The Guardian deputy editor Paul Johnson has clarified his statement at a radio conference in Dublin that the British Government would close down the newspaper over the Edward Snowden spying affair.
Mr Johnson was asked on Tuesday at the Radiodays conference what specific threats were made by the British Government if they were to publish Mr Snowden’s revelations of mass surveillance by US and UK security agencies.
Mr Johnson responded: “Yes, we were being threatened with being closed down.”
When pressed as to if that meant the closure of the newspaper, he added: “Well there are specific threats made and there have been specific threats made legally. We didn’t know if they were under the terror laws or the more ordinary laws about the seizure of journalistic material.”
He then played a video to show how the newspaper dealt with the threat.
He has since contacted The Irish Times to state that he meant to convey that the British Government would close down its coverage of the Snowden leaks, rather than the newspaper itself.
Mr Snowden is now in Russia, where he has temporary asylum. He is wanted by the US authorities on espionage charges.
He has been responsible for one of the biggest intelligence leaks of all time, using his access to data systems to reveal the extent to which British and US agencies were spying on ordinary citizens and world leaders including German chancellor Angela Merkel.
Speaking at the Conference Centre Dublin (CCD) on Tuesday, Mr Johnson, who was in charge of handling the Snowden material, said it was much more difficult to work on than the WikiLeaks tapes because of the intense scrutiny the newspaper was subjected to by the British intelligence services.

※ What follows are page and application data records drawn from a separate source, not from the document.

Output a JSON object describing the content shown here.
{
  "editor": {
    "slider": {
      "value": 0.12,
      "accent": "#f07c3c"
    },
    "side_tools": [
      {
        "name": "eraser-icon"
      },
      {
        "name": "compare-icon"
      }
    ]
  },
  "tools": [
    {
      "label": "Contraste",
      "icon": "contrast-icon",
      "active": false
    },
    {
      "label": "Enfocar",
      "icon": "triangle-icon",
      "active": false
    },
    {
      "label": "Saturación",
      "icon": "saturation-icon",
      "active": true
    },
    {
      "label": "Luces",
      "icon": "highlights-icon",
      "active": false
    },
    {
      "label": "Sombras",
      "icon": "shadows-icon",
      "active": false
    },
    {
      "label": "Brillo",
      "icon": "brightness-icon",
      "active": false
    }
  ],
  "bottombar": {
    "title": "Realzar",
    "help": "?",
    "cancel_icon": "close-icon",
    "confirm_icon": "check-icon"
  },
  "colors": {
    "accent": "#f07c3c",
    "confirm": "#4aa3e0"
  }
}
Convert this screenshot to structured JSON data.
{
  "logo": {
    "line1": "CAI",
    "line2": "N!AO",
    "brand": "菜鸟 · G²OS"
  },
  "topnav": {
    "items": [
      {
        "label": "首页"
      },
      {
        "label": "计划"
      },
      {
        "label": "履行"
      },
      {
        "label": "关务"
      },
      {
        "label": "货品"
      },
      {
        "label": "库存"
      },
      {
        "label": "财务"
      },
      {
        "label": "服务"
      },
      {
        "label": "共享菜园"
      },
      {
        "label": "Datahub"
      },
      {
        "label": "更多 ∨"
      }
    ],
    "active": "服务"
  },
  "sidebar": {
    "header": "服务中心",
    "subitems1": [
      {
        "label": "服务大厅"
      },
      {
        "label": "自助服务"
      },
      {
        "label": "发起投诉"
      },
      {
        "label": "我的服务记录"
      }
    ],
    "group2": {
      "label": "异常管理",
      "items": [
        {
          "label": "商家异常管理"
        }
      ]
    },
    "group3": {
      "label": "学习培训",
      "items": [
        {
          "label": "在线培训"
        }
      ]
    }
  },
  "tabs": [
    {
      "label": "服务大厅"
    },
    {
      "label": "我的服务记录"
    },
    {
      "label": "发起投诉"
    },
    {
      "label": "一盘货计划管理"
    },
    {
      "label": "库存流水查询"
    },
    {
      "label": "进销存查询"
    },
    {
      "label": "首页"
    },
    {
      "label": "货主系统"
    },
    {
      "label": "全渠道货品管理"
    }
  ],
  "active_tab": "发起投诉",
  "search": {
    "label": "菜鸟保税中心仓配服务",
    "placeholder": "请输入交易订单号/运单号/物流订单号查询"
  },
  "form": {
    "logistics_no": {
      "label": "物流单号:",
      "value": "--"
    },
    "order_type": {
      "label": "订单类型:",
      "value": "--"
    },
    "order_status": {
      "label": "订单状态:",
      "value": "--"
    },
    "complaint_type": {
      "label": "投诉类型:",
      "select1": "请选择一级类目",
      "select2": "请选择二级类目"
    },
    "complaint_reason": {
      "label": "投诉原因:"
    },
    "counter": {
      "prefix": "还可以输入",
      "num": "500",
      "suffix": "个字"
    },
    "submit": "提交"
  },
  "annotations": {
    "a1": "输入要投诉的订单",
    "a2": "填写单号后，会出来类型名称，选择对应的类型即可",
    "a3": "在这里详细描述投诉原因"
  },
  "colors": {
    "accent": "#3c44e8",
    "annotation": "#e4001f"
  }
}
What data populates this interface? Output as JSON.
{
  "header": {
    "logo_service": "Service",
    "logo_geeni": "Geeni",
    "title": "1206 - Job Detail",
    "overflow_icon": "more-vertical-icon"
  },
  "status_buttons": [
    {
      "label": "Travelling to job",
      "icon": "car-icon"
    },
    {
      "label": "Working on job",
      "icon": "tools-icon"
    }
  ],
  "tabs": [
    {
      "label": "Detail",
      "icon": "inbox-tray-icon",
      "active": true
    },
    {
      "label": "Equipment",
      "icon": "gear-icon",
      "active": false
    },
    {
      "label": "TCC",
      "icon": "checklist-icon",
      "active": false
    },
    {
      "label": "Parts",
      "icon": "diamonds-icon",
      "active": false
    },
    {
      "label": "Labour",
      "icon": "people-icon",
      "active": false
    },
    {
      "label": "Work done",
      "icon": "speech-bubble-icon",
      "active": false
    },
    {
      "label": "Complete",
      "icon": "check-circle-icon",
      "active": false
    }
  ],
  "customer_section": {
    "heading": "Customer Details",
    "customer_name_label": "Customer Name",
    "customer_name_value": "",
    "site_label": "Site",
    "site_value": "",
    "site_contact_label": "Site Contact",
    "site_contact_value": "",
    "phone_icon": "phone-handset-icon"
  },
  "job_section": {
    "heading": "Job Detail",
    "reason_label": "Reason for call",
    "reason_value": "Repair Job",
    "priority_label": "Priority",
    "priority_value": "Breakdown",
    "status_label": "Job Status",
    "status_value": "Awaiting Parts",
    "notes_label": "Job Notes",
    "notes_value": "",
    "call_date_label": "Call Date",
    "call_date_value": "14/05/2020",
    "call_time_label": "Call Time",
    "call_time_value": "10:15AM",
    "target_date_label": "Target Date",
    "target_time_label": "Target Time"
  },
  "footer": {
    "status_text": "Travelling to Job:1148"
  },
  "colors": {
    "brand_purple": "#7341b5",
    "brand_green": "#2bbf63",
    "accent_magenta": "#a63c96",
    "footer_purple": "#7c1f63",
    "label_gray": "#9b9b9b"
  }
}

As a contractor working for the NSA, Mr Snowden had access to an enormous amount of classified information.
However, Mr Johnson said he had been told by a senior British government official that 850,000 Americans had the same level of access to classified information as Mr Snowden.
The Guardian became involved with Mr Snowden because of the work the newspaper did in relation to WikiLeaks and the phone hacking at the News of the World .
Mr Johnson told the conference: “It was the most difficult story we have ever done and that includes WikiLeaks, because reporters and editors couldn’t speak to each other. We could only speak using encryption systems.”
The Guardian set up a secure room and used new computers that had no outside access to the internet, with a guard outside the door all the time.
Mr Johnson revealed that a senior civil servant had told the paper's editor, Alan Rusbridger, that the "prime minister, the deputy prime minister, the foreign secretary, the home secretary and the attorney general have got a problem with you".
Mr Johnson said the whole attitude in the UK was that national security trumped press freedom and that the newspaper should not publish a word. This was in contrast to the US, where the Snowden revelations had led to a debate about how far intelligence agencies should go to protect the state.
“We were accused of endangering national security and people’s lives. It left us in a very difficult position,” he said.